- _REQUIRED WORK_
Give the records again in full, exactly as they appear, but without the pictures.

[PROVIDED DATA — start]

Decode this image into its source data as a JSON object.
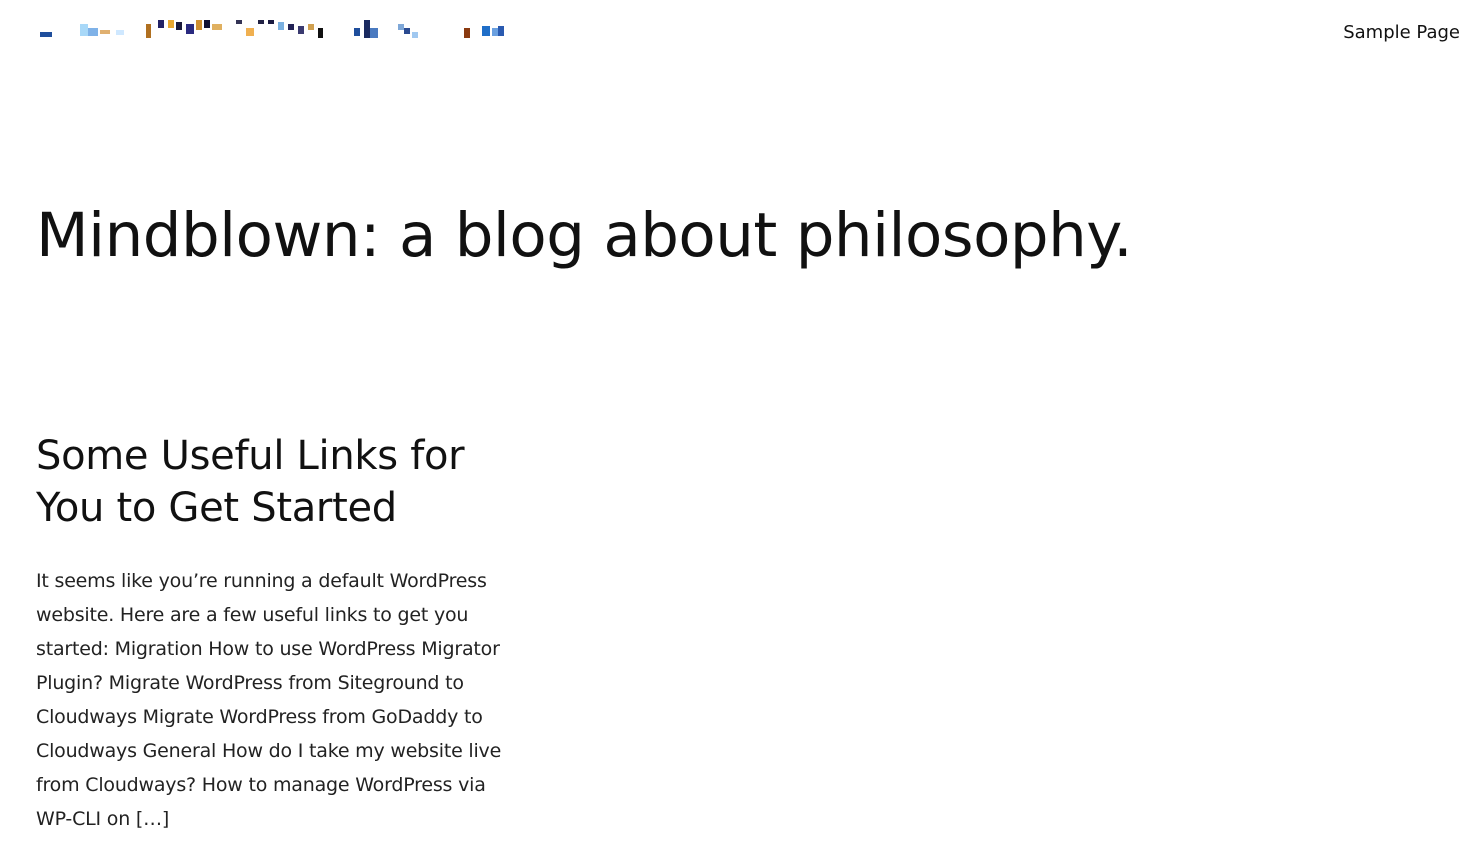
{
  "header": {
    "logo_alt": "site-logo",
    "nav": [
      {
        "label": "Sample Page"
      }
    ]
  },
  "hero": {
    "title": "Mindblown: a blog about philosophy."
  },
  "posts": [
    {
      "title": "Some Useful Links for You to Get Started",
      "excerpt": "It seems like you’re running a default WordPress website. Here are a few useful links to get you started: Migration How to use WordPress Migrator Plugin? Migrate WordPress from Siteground to Cloudways Migrate WordPress from GoDaddy to Cloudways General How do I take my website live from Cloudways? How to manage WordPress via WP-CLI on […]"
    }
  ]
}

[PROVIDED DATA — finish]

- _RESPONSE TO THIS EXERCISE_
Decode this image into its source data as a JSON object.
{
  "header": {
    "logo_alt": "site-logo",
    "nav": [
      {
        "label": "Sample Page"
      }
    ]
  },
  "hero": {
    "title": "Mindblown: a blog about philosophy."
  },
  "posts": [
    {
      "title": "Some Useful Links for You to Get Started",
      "excerpt": "It seems like you’re running a default WordPress website. Here are a few useful links to get you started: Migration How to use WordPress Migrator Plugin? Migrate WordPress from Siteground to Cloudways Migrate WordPress from GoDaddy to Cloudways General How do I take my website live from Cloudways? How to manage WordPress via WP-CLI on […]"
    }
  ]
}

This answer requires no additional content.